  • Have Your Cake and Eat It Too: Meta-Programming Techniques for Java

    by Howard M. Lewis Ship

    Ever been envious of how easily Python, Ruby and even JavaScript can “meta-program”? Meta-programming provides new ways of writing your code that goes beyond traditional object-oriented composition or inheritance. It’s like magic: seemingly simple or innocuous code takes over big responsibilities; new methods appear out of thin air. Your code, your primary code, stays simple and easy to follow.

    Now, we know you can do that for scripting languages, but what do we do about Java? With the proper context (some kind of framework responsible for instantiating classes), it is possible to emulate many of those same capabilities, by applying a simple set of code transformations at runtime. In this session you’ll learn about meta-programming and how it can apply to traditional Java. You’ll learn about the techniques needed to transform classes at runtime, adding new behaviors and addressing cross-cutting concerns. The presentation will discuss a new framework, plastic, designed for this specific purpose, but also draw examples from the Apache Tapestry web framework, which itself is rich in meta-programming constructs.
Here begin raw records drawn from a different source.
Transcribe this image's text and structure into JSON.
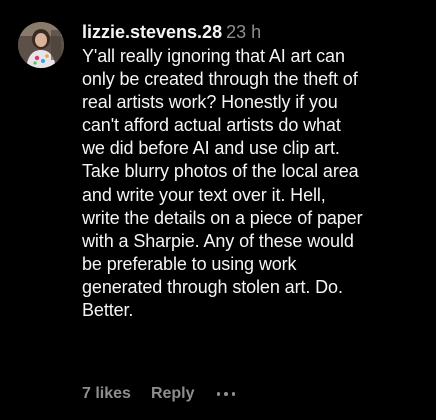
{
  "comment": {
    "username": "lizzie.stevens.28",
    "timestamp": "23 h",
    "text_lines": [
      "Y'all really ignoring that AI art can",
      "only be created through the theft of",
      "real artists work? Honestly if you",
      "can't afford actual artists do what",
      "we did before AI and use clip art.",
      "Take blurry photos of the local area",
      "and write your text over it. Hell,",
      "write the details on a piece of paper",
      "with a Sharpie. Any of these would",
      "be preferable to using work",
      "generated through stolen art. Do.",
      "Better."
    ],
    "likes_label": "7 likes",
    "reply_label": "Reply",
    "more_icon": "more-horizontal-icon"
  },
  "colors": {
    "background": "#000000",
    "primary_text": "#f5f5f5",
    "secondary_text": "#8e8e8e"
  }
}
    At 12:05pm to 1:05pm, Wednesday 16th November

    Coverage slide deck

  • Java.next

    by Erik Onnen

    Programming server-side Java can still be concise, effective and iterative but doing so requires changing long-standing assumptions about how Java should be written. For Java to continue to compete for developer mindshare, Java idioms need to be informed by frameworks like Sinatra and languages like Scala and Erlang.

    This talk will cover techniques for writing Java applications that are highly performant and operate at scale while keeping maintenance and operational impedance low. The talk will challenge long held beliefs about Object Oriented programming, IoC and ORM frameworks and techniques for building HTTP services. The talk will attempt to demonstrate that by using simplified idioms while leveraging the power of Java tooling (such as IDEs), Java is still one of the best programming languages for the JVM and the best for deploying high performance applications on the JVM.

    At 2:05pm to 3:05pm, Wednesday 16th November

    Coverage slide deck

  • JVM performance optimizations at Twitter's scale

    by Attila Szegedi

    Twitter is increasingly relying on services written in either Java or Scala and running on the JVM. While JVM gives us a world-class runtime in terms of operational stability, performance, and manageability, it is still not trivial to achieve the desired performance characteristics of the programs being run on it, especially when you're dealing with services that need lots of memory, or have very low latency requirements, or both. In this talk, we'll present examples of performance problems we encountered while operating JVM-based services and the ways we solved them.

    At 3:35pm to 4:35pm, Wednesday 16th November

    Coverage slide deck